**WHAT IS REQUIRED**
Please copy out the entries exactly, skipping any pictures.

=-=-=-=-=

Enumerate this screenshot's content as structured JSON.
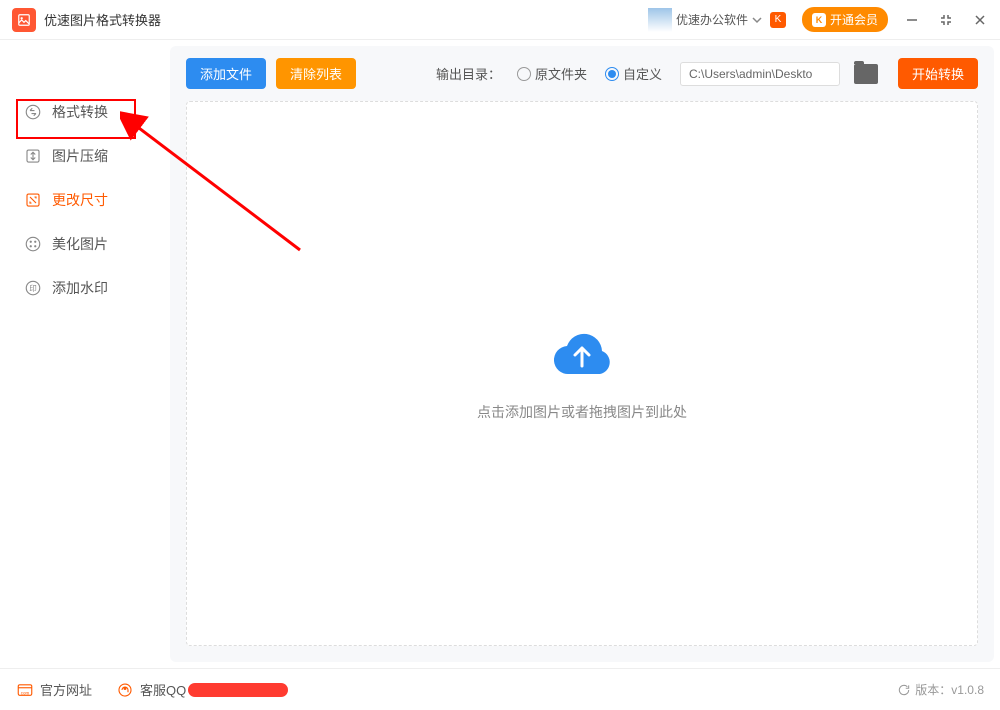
{
  "titlebar": {
    "app_name": "优速图片格式转换器",
    "user_label": "优速办公软件",
    "vip_button": "开通会员"
  },
  "sidebar": {
    "items": [
      {
        "label": "格式转换",
        "icon": "convert-icon"
      },
      {
        "label": "图片压缩",
        "icon": "compress-icon"
      },
      {
        "label": "更改尺寸",
        "icon": "resize-icon"
      },
      {
        "label": "美化图片",
        "icon": "beautify-icon"
      },
      {
        "label": "添加水印",
        "icon": "watermark-icon"
      }
    ]
  },
  "toolbar": {
    "add_file": "添加文件",
    "clear_list": "清除列表",
    "output_label": "输出目录：",
    "radio_original": "原文件夹",
    "radio_custom": "自定义",
    "path_value": "C:\\Users\\admin\\Deskto",
    "start_convert": "开始转换"
  },
  "drop_area": {
    "hint": "点击添加图片或者拖拽图片到此处"
  },
  "statusbar": {
    "official_site": "官方网址",
    "support_prefix": "客服QQ",
    "version_label": "版本：",
    "version_value": "v1.0.8"
  }
}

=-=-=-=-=

**ANSWER BOX**
Enumerate this screenshot's content as structured JSON.
{
  "titlebar": {
    "app_name": "优速图片格式转换器",
    "user_label": "优速办公软件",
    "vip_button": "开通会员"
  },
  "sidebar": {
    "items": [
      {
        "label": "格式转换",
        "icon": "convert-icon"
      },
      {
        "label": "图片压缩",
        "icon": "compress-icon"
      },
      {
        "label": "更改尺寸",
        "icon": "resize-icon"
      },
      {
        "label": "美化图片",
        "icon": "beautify-icon"
      },
      {
        "label": "添加水印",
        "icon": "watermark-icon"
      }
    ]
  },
  "toolbar": {
    "add_file": "添加文件",
    "clear_list": "清除列表",
    "output_label": "输出目录：",
    "radio_original": "原文件夹",
    "radio_custom": "自定义",
    "path_value": "C:\\Users\\admin\\Deskto",
    "start_convert": "开始转换"
  },
  "drop_area": {
    "hint": "点击添加图片或者拖拽图片到此处"
  },
  "statusbar": {
    "official_site": "官方网址",
    "support_prefix": "客服QQ",
    "version_label": "版本：",
    "version_value": "v1.0.8"
  }
}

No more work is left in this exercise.